Chamanto is a traditional attire and it is one of the most distinctive pieces wear by ‘huasos’ (huaso is the name given to countryman – i.e. cowboy). The piece is poncho-like made of woven with threads of silk and wool double-face. It is said that all chamantos are work of art and in Doñihue there are only 45 weavers that work in this trade who are very protective and reluctant to share their knowledge (TK is shared from mother to daughter).
The report given by the MPs explained that this piece is ‘unique and distinctive’ and encloses a primitive “relationship between man and land, keeping its symbols of belonging and tradition".
Finally, there is a statement made by the MPs that relates to what a nation is – rather than trying to divide what a native or non-indigenous is or what cultural aspect we need to be looking at. The assertion is as follows:
“...to exalt the cultural values of the homeland is a need for the community, since it implies recognition of national identity from elements that bind the whole society, identifying common values and principles belonging to the nation”.
I remember the movie ‘My big fat Greek wedding’ where a very traditional Greek young lady married a non-Greek and struggles to get her family to accept him.
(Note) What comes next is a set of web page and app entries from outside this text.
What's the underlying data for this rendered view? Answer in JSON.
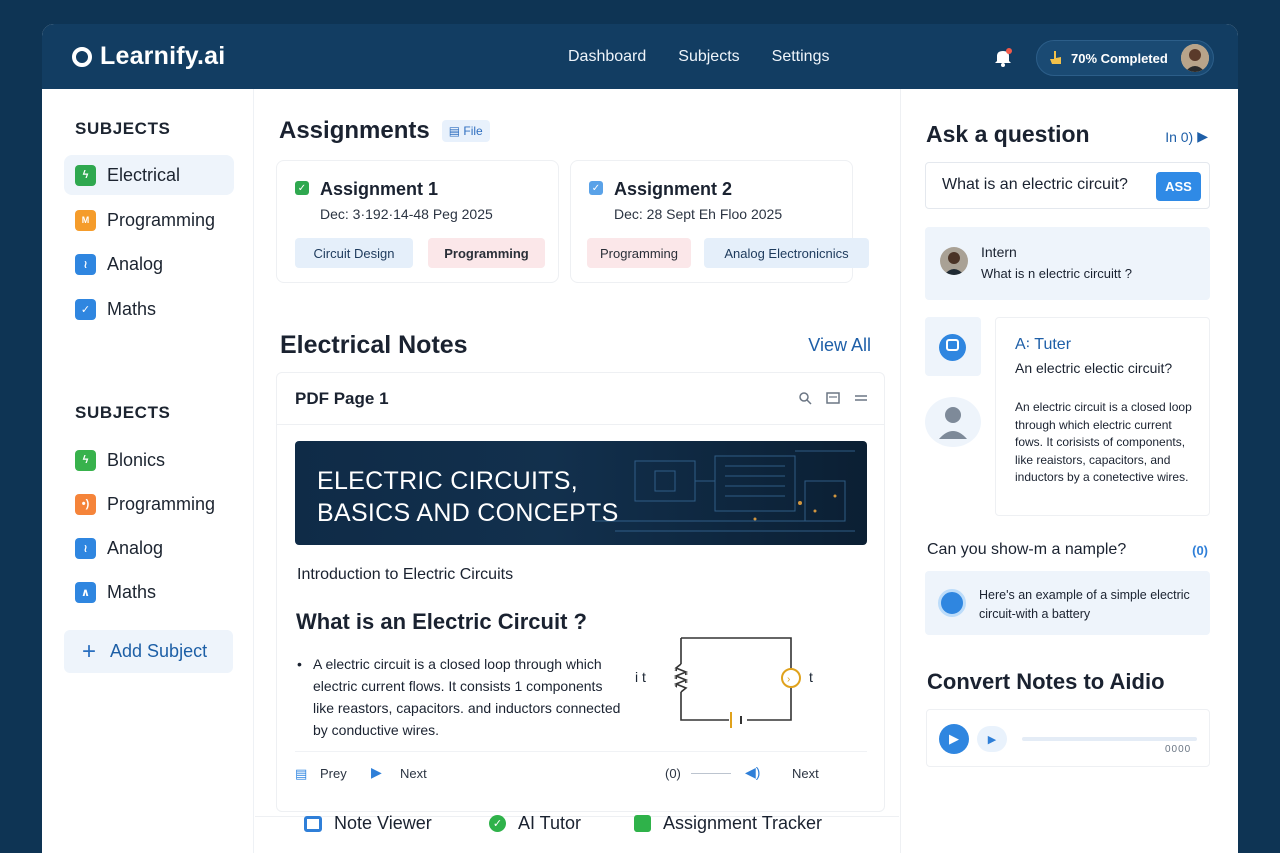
{
  "header": {
    "logo": "Learnify.ai",
    "nav": [
      "Dashboard",
      "Subjects",
      "Settings"
    ],
    "progress": "70% Completed"
  },
  "sidebar": {
    "section1_title": "SUBJECTS",
    "section1_items": [
      {
        "label": "Electrical",
        "icon": "bolt-icon",
        "color": "#2fa84f"
      },
      {
        "label": "Programming",
        "icon": "code-icon",
        "color": "#f59c2b"
      },
      {
        "label": "Analog",
        "icon": "wave-icon",
        "color": "#2f86e0"
      },
      {
        "label": "Maths",
        "icon": "check-icon",
        "color": "#2f86e0"
      }
    ],
    "section2_title": "SUBJECTS",
    "section2_items": [
      {
        "label": "Blonics",
        "icon": "bolt-icon",
        "color": "#38b24c"
      },
      {
        "label": "Programming",
        "icon": "code-icon",
        "color": "#f5843a"
      },
      {
        "label": "Analog",
        "icon": "wave-icon",
        "color": "#2f86e0"
      },
      {
        "label": "Maths",
        "icon": "chevron-up-icon",
        "color": "#2f86e0"
      }
    ],
    "add_label": "Add Subject"
  },
  "assignments": {
    "title": "Assignments",
    "file_chip": "File",
    "cards": [
      {
        "title": "Assignment 1",
        "date": "Dec: 3·192·14-48 Peg 2025",
        "tags": [
          "Circuit Design",
          "Programming"
        ]
      },
      {
        "title": "Assignment 2",
        "date": "Dec: 28 Sept Eh Floo 2025",
        "tags": [
          "Programming",
          "Analog Electronicnics"
        ]
      }
    ]
  },
  "notes": {
    "title": "Electrical Notes",
    "view_all": "View All",
    "pdf_title": "PDF Page 1",
    "banner_line1": "ELECTRIC CIRCUITS,",
    "banner_line2": "BASICS AND CONCEPTS",
    "intro": "Introduction to Electric Circuits",
    "question": "What is an Electric Circuit ?",
    "body": "A electric circuit is a closed loop through which electric current flows. It consists 1 components like reastors, capacitors. and inductors connected by conductive wires.",
    "circuit_left_label": "i t",
    "circuit_right_label": "t",
    "prev": "Prey",
    "next": "Next",
    "counter": "(0)",
    "next2": "Next"
  },
  "features": [
    "Note Viewer",
    "AI Tutor",
    "Assignment Tracker"
  ],
  "ask": {
    "title": "Ask a question",
    "count": "In 0)",
    "input": "What is an electric circuit?",
    "button": "ASS",
    "user_name": "Intern",
    "user_msg": "What is n electric circuitt ?",
    "tutor_name": "A꞉ Tuter",
    "tutor_q": "An electric electic circuit?",
    "tutor_answer": "An electric circuit is a closed loop through which electric current fows. It corisists of components, like reaistors, capacitors, and inductors by a conetective wires.",
    "followup": "Can you  show-m a nample?",
    "followup_icon": "(0)",
    "example_msg": "Here's an example of a simple electric circuit-with a battery"
  },
  "convert": {
    "title": "Convert Notes to Aidio",
    "dots": "0000"
  }
}
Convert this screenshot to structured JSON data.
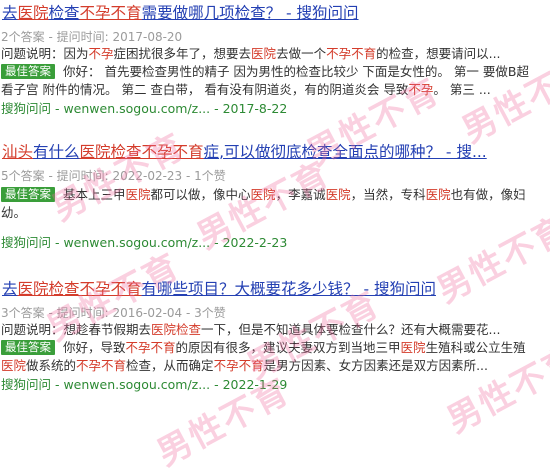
{
  "results": [
    {
      "title": [
        {
          "t": "去",
          "hl": false
        },
        {
          "t": "医院",
          "hl": true
        },
        {
          "t": "检查",
          "hl": false
        },
        {
          "t": "不孕不育",
          "hl": true
        },
        {
          "t": "需要做哪几项检查？ - 搜狗问问",
          "hl": false
        }
      ],
      "meta": "2个答案 - 提问时间: 2017-08-20",
      "desc1": [
        {
          "t": "问题说明：因为",
          "em": false
        },
        {
          "t": "不孕",
          "em": true
        },
        {
          "t": "症困扰很多年了，想要去",
          "em": false
        },
        {
          "t": "医院",
          "em": true
        },
        {
          "t": "去做一个",
          "em": false
        },
        {
          "t": "不孕不育",
          "em": true
        },
        {
          "t": "的检查，想要请问以...",
          "em": false
        }
      ],
      "badge": "最佳答案",
      "desc2": [
        {
          "t": "你好： 首先要检查男性的精子 因为男性的检查比较少 下面是女性的。 第一 要做B超",
          "em": false
        }
      ],
      "desc3": [
        {
          "t": "看子宫 附件的情况。 第二 查白带， 看有没有阴道炎，有的阴道炎会 导致",
          "em": false
        },
        {
          "t": "不孕",
          "em": true
        },
        {
          "t": "。 第三 ...",
          "em": false
        }
      ],
      "source": "搜狗问问 - wenwen.sogou.com/z... - 2017-8-22"
    },
    {
      "title": [
        {
          "t": "汕头",
          "hl": true
        },
        {
          "t": "有什么",
          "hl": false
        },
        {
          "t": "医院检查不孕不育",
          "hl": true
        },
        {
          "t": "症",
          "hl": false
        },
        {
          "t": ",可以做彻底检查全面点的哪种？ - 搜...",
          "hl": false
        }
      ],
      "meta": "5个答案 - 提问时间: 2022-02-23 - 1个赞",
      "badge": "最佳答案",
      "desc2": [
        {
          "t": "基本上三甲",
          "em": false
        },
        {
          "t": "医院",
          "em": true
        },
        {
          "t": "都可以做，像中心",
          "em": false
        },
        {
          "t": "医院",
          "em": true
        },
        {
          "t": "，李嘉诚",
          "em": false
        },
        {
          "t": "医院",
          "em": true
        },
        {
          "t": "，当然，专科",
          "em": false
        },
        {
          "t": "医院",
          "em": true
        },
        {
          "t": "也有做，像妇",
          "em": false
        }
      ],
      "desc3": [
        {
          "t": "幼。",
          "em": false
        }
      ],
      "source": "搜狗问问 - wenwen.sogou.com/z... - 2022-2-23"
    },
    {
      "title": [
        {
          "t": "去",
          "hl": false
        },
        {
          "t": "医院检查不孕不育",
          "hl": true
        },
        {
          "t": "有哪些项目？大概要花多少钱？ - 搜狗问问",
          "hl": false
        }
      ],
      "meta": "3个答案 - 提问时间: 2016-02-04 - 3个赞",
      "desc1": [
        {
          "t": "问题说明：想趁春节假期去",
          "em": false
        },
        {
          "t": "医院检查",
          "em": true
        },
        {
          "t": "一下，但是不知道具体要检查什么？还有大概需要花...",
          "em": false
        }
      ],
      "badge": "最佳答案",
      "desc2": [
        {
          "t": "你好，导致",
          "em": false
        },
        {
          "t": "不孕不育",
          "em": true
        },
        {
          "t": "的原因有很多，建议夫妻双方到当地三甲",
          "em": false
        },
        {
          "t": "医院",
          "em": true
        },
        {
          "t": "生殖科或公立生殖",
          "em": false
        }
      ],
      "desc3": [
        {
          "t": "医院",
          "em": true
        },
        {
          "t": "做系统的",
          "em": false
        },
        {
          "t": "不孕不育",
          "em": true
        },
        {
          "t": "检查，从而确定",
          "em": false
        },
        {
          "t": "不孕不育",
          "em": true
        },
        {
          "t": "是男方因素、女方因素还是双方因素所...",
          "em": false
        }
      ],
      "source": "搜狗问问 - wenwen.sogou.com/z... - 2022-1-29"
    }
  ],
  "watermarks": [
    "男性不育",
    "男性不育",
    "男性不育",
    "男性不育",
    "男性不育",
    "男性不育",
    "男性不育",
    "男性不育",
    "男性不育"
  ]
}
In the wedding speech her father tries to explain the roots of the young couple respective surnames saying that one is ‘apple’ and the other one is ‘orange’ – different, but in the end, they are fruits.
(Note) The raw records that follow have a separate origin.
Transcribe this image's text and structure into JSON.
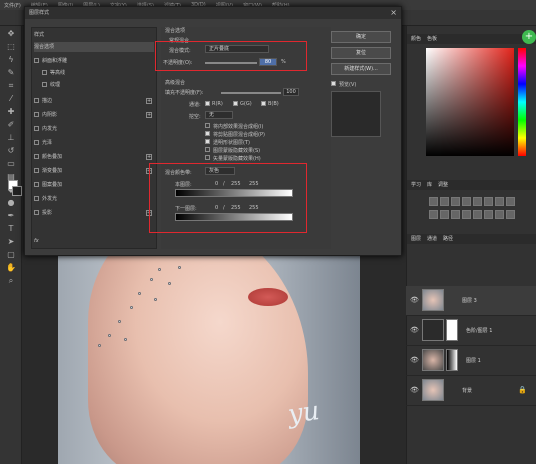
{
  "menubar": {
    "items": [
      "文件(F)",
      "编辑(E)",
      "图像(I)",
      "图层(L)",
      "文字(Y)",
      "选择(S)",
      "滤镜(T)",
      "3D(D)",
      "视图(V)",
      "窗口(W)",
      "帮助(H)"
    ]
  },
  "dialog": {
    "title": "图层样式",
    "styles_header": "样式",
    "blend_options": "混合选项",
    "style_items": [
      {
        "label": "斜面和浮雕",
        "checked": false,
        "plus": false
      },
      {
        "label": "等高线",
        "checked": false,
        "plus": false
      },
      {
        "label": "纹理",
        "checked": false,
        "plus": false
      },
      {
        "label": "描边",
        "checked": false,
        "plus": true
      },
      {
        "label": "内阴影",
        "checked": false,
        "plus": true
      },
      {
        "label": "内发光",
        "checked": false,
        "plus": false
      },
      {
        "label": "光泽",
        "checked": false,
        "plus": false
      },
      {
        "label": "颜色叠加",
        "checked": false,
        "plus": true
      },
      {
        "label": "渐变叠加",
        "checked": false,
        "plus": true
      },
      {
        "label": "图案叠加",
        "checked": false,
        "plus": false
      },
      {
        "label": "外发光",
        "checked": false,
        "plus": false
      },
      {
        "label": "投影",
        "checked": false,
        "plus": true
      }
    ],
    "fx_label": "fx",
    "section_blend": "混合选项",
    "general_blend": "常规混合",
    "blend_mode_label": "混合模式:",
    "blend_mode_value": "正片叠底",
    "opacity_label": "不透明度(O):",
    "opacity_value": "80",
    "opacity_unit": "%",
    "advanced_blend": "高级混合",
    "fill_opacity_label": "填充不透明度(F):",
    "fill_opacity_value": "100",
    "channels_label": "通道:",
    "channels": [
      "R(R)",
      "G(G)",
      "B(B)"
    ],
    "knockout_label": "挖空:",
    "knockout_value": "无",
    "adv_options": [
      "将内部效果混合成组(I)",
      "将剪贴图层混合成组(P)",
      "透明形状图层(T)",
      "图层蒙版隐藏效果(S)",
      "矢量蒙版隐藏效果(H)"
    ],
    "blend_if_label": "混合颜色带:",
    "blend_if_value": "灰色",
    "this_layer_label": "本图层:",
    "this_layer_values": [
      "0",
      "/",
      "255",
      "255"
    ],
    "under_layer_label": "下一图层:",
    "under_layer_values": [
      "0",
      "/",
      "255",
      "255"
    ],
    "buttons": {
      "ok": "确定",
      "reset": "复位",
      "new_style": "新建样式(W)...",
      "preview": "预览(V)"
    }
  },
  "right": {
    "tabs_top": [
      "颜色",
      "色板"
    ],
    "tabs_mid": [
      "学习",
      "库",
      "调整"
    ],
    "tabs_layers": [
      "图层",
      "通道",
      "路径"
    ],
    "layers": [
      {
        "name": "图层 3",
        "kind": "photo"
      },
      {
        "name": "色阶/图层 1",
        "kind": "mask"
      },
      {
        "name": "图层 1",
        "kind": "mask2"
      },
      {
        "name": "背景",
        "kind": "photo"
      }
    ]
  },
  "canvas": {
    "signature": "yu"
  }
}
Today we have a fine example of that. Reading the Agreement I noticed that the MPs observed that ‘chamantos’ are complementing two cultures: the indigenous and the Hispanic, and while they are different, they harmonize and represent (beautifully) the whole nation.
Agreement No 522 can be found at this link (in Spanish)